Make Things Easy on Yourself Remember that you're on this cruise to have fun, too. So try to make things onboard as simple as possible. Especially if you have a large "affinity" group, consider offering one of the tour conductor cabins (free cabins) to a representative from your travel agency, who can then come along to handle any little wrinkles that develop along the way. For example, maybe someone doesn't like their seating assignment in the dining room, while another has a problem with her cabin accommodations, or didn't receive an ordered bottle of wine in her stateroom. The group members will look to their leader to handle these problems, but you can delegate them to the travel agent.
Having the travel agent onboard will also provide for a point person to handle any group misunderstandings with the cruise line -- e.g., if some reserved rooms for classes are not adequate.
Summing Up Groups are probably the fastest growing passenger segment in the cruise industry. As a result, cruise lines have become adept at accommodating groups of all types and sizes -- from the multi-generational family reunion of 50 people to a full-ship charter by a nudist group.
No matter how large your group sailing, organizing it doesn't have to be complicated. By delegating each task to the most logical person, your event can flow seamlessly from its inception to the day the group disembarks after a wonderful week onboard.

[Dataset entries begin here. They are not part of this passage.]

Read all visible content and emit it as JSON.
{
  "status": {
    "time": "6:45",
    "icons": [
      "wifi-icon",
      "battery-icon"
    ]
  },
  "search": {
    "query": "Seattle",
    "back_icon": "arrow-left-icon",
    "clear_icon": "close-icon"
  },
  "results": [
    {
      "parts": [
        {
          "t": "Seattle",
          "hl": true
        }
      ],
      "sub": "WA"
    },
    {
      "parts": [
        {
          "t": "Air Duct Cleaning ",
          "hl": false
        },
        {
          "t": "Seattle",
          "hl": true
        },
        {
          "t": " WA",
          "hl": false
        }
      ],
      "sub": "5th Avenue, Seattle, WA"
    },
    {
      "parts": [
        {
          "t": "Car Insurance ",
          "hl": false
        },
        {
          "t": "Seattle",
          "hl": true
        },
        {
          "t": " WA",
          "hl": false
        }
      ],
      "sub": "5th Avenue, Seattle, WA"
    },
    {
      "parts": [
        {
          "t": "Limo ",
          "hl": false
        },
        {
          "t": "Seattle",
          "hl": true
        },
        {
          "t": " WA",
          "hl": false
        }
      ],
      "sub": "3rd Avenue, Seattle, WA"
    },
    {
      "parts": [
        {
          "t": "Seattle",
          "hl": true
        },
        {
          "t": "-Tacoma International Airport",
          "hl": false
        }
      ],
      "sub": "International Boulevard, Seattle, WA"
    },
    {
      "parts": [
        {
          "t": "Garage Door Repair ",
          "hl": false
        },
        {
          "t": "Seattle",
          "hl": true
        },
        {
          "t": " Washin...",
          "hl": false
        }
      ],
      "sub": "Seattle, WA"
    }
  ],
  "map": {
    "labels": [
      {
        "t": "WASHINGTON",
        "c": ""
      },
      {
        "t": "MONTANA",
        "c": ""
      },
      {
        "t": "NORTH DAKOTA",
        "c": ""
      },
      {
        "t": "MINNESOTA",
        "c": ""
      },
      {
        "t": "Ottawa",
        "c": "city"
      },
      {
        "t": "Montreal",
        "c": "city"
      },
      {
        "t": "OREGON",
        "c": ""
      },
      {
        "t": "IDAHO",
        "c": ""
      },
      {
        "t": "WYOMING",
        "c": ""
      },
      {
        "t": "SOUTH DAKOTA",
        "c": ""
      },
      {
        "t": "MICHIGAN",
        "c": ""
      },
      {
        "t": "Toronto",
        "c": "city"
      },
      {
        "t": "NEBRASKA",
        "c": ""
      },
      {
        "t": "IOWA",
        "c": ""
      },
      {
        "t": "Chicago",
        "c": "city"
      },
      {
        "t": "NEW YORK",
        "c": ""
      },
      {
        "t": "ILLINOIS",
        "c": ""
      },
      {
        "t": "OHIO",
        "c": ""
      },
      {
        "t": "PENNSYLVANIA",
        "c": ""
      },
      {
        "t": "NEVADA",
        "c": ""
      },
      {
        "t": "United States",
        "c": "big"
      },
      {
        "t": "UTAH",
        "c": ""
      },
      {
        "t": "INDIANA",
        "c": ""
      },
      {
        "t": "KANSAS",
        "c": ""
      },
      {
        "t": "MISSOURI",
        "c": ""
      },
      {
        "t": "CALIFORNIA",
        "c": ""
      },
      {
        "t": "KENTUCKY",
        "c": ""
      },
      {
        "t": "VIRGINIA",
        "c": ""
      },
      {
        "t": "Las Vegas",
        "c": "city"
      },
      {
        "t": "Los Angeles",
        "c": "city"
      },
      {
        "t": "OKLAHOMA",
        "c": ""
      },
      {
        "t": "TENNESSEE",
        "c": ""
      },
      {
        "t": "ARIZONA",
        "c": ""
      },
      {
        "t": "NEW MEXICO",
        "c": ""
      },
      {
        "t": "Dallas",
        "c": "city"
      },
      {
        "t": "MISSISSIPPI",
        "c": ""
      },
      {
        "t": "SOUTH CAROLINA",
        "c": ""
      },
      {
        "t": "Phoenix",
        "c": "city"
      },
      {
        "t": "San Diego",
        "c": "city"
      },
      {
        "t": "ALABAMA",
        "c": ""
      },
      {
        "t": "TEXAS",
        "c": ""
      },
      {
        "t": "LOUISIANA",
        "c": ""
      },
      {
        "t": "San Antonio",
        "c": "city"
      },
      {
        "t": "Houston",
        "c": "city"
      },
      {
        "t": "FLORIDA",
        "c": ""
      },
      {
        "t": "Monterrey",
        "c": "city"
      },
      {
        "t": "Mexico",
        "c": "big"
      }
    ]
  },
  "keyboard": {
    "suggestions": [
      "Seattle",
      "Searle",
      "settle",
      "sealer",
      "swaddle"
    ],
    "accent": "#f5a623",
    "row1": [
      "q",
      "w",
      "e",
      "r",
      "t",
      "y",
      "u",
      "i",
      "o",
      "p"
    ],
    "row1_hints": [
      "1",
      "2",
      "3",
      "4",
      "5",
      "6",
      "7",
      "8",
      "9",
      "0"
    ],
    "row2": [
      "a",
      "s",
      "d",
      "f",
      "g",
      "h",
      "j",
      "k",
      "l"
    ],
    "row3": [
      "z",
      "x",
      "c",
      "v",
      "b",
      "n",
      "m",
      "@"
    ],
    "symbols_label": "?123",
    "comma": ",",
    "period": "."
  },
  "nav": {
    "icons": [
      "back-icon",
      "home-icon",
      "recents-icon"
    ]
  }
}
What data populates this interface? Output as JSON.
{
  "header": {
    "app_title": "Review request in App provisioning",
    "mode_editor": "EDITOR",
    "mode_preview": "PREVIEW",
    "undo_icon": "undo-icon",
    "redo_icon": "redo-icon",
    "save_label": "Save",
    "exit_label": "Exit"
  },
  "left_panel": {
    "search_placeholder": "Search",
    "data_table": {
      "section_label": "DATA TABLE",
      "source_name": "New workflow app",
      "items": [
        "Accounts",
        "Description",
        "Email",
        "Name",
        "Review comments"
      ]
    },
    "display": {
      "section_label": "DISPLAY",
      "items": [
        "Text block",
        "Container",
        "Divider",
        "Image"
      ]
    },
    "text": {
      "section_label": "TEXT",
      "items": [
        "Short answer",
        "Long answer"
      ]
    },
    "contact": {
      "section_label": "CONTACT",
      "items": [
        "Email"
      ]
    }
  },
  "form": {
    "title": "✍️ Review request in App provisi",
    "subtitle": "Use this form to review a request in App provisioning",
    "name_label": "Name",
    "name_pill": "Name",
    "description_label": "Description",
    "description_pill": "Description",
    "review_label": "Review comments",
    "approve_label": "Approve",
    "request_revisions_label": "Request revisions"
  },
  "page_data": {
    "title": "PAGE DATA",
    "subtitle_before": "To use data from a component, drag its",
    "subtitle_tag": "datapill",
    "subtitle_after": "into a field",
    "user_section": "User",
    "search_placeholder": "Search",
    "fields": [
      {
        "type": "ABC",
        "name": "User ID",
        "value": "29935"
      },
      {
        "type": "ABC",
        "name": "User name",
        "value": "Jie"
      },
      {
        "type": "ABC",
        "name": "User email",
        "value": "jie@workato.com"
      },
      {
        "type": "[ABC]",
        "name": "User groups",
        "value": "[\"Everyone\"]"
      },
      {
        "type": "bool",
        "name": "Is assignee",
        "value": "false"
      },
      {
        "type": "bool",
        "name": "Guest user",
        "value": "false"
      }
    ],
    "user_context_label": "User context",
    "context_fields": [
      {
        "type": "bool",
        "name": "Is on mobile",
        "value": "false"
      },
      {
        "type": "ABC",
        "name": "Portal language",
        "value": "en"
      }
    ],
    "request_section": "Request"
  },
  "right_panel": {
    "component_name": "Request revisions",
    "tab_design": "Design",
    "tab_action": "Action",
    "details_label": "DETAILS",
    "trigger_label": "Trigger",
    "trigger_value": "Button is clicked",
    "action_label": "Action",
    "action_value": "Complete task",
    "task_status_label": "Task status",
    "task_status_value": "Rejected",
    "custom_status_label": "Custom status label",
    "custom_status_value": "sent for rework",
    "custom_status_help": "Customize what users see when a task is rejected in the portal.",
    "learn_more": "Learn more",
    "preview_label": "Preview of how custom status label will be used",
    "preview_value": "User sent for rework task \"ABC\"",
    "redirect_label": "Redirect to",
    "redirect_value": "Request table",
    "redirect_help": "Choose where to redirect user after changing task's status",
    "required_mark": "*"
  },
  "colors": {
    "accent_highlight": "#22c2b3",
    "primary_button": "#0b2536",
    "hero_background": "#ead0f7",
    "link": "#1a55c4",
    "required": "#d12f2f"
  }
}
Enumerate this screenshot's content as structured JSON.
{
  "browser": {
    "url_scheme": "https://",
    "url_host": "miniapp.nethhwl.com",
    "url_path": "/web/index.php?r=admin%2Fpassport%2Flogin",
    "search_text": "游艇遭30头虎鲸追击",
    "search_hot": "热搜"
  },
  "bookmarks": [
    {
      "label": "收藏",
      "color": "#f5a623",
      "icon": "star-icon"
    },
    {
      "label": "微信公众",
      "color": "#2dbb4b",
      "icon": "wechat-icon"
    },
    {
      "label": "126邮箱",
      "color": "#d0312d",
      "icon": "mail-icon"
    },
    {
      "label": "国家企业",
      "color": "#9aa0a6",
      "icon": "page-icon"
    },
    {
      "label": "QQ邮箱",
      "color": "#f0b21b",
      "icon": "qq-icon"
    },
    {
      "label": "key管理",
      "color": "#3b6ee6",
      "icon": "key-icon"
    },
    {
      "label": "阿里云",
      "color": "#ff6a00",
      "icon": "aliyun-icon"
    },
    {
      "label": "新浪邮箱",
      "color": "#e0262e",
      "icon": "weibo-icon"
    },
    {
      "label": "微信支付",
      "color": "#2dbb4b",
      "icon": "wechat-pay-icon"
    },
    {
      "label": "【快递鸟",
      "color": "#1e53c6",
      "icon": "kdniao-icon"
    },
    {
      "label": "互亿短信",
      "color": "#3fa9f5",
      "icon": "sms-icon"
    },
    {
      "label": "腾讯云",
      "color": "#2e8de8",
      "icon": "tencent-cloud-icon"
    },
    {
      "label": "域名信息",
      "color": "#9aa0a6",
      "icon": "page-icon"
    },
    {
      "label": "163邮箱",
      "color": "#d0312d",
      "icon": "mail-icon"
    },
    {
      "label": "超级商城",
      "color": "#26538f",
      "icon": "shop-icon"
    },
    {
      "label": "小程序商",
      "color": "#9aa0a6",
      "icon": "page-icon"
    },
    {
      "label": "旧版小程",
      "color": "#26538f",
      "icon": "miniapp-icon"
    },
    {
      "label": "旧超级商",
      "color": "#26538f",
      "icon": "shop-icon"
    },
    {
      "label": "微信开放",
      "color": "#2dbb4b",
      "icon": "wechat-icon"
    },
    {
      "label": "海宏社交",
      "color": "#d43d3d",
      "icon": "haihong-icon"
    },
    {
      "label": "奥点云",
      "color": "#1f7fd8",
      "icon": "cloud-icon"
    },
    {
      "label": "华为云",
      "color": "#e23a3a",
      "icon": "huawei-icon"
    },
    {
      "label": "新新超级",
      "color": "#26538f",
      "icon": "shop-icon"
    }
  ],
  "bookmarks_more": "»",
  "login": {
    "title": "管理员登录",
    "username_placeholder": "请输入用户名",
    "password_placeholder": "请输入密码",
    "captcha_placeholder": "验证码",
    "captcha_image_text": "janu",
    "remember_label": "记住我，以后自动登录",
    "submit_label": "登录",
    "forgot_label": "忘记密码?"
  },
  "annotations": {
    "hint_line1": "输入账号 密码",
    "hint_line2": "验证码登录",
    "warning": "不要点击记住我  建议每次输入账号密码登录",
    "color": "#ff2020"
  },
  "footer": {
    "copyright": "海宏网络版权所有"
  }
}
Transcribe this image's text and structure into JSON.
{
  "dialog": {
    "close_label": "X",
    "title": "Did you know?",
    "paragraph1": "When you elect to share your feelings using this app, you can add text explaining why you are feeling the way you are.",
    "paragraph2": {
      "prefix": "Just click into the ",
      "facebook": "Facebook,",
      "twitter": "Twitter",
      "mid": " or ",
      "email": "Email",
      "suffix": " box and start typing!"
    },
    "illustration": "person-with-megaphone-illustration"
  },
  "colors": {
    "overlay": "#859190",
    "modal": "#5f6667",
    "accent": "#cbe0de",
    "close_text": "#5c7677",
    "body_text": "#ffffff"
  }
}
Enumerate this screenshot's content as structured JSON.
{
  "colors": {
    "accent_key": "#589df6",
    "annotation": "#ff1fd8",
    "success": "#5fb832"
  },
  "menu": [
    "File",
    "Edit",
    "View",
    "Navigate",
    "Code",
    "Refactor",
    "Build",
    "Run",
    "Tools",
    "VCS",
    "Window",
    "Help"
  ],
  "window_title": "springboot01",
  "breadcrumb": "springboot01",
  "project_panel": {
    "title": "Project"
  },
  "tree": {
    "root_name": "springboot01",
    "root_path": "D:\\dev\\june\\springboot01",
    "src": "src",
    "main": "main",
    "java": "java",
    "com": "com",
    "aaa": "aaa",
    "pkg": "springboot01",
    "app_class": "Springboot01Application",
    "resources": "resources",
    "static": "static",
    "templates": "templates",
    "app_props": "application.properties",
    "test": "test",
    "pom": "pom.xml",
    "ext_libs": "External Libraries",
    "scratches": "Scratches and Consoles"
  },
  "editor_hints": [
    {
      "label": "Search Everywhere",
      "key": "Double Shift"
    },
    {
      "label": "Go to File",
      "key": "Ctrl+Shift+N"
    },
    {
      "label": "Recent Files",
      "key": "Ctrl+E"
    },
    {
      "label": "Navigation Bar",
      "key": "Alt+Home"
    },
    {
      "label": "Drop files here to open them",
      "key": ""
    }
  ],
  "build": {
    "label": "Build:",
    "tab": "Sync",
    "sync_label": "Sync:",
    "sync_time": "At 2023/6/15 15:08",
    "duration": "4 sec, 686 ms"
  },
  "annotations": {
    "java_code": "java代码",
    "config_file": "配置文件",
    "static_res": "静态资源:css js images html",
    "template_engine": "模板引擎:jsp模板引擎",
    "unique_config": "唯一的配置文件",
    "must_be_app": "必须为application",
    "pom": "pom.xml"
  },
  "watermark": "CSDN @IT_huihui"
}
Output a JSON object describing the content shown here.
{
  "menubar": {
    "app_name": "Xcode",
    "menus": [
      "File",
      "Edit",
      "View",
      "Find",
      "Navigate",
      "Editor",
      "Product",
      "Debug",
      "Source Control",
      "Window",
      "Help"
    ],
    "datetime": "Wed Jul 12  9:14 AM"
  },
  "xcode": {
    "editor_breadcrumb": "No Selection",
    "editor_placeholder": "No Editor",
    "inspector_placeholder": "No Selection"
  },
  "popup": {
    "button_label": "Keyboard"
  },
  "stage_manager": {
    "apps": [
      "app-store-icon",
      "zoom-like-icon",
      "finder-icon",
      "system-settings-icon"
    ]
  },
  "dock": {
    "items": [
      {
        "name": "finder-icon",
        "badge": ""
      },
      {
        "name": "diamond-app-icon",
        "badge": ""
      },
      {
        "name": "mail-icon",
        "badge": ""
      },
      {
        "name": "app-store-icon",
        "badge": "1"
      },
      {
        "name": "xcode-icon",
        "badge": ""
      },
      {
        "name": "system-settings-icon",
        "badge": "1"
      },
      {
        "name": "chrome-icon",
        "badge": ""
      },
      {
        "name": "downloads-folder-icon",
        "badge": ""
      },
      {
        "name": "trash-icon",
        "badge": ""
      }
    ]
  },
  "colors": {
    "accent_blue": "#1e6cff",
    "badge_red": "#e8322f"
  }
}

And even if you do find yourself hosting a group numbering in the hundreds, your onboard experience can still be a wonderfully relaxed one. When you consider that as the coordinator of a large group you will probably sail in a free cabin, that's definitely worth the trouble, isn't it?
To read last week's piece about group organizer Shawn O'Donnell's experiences with putting together a Battlestar Galactica fans convention at sea, click right here.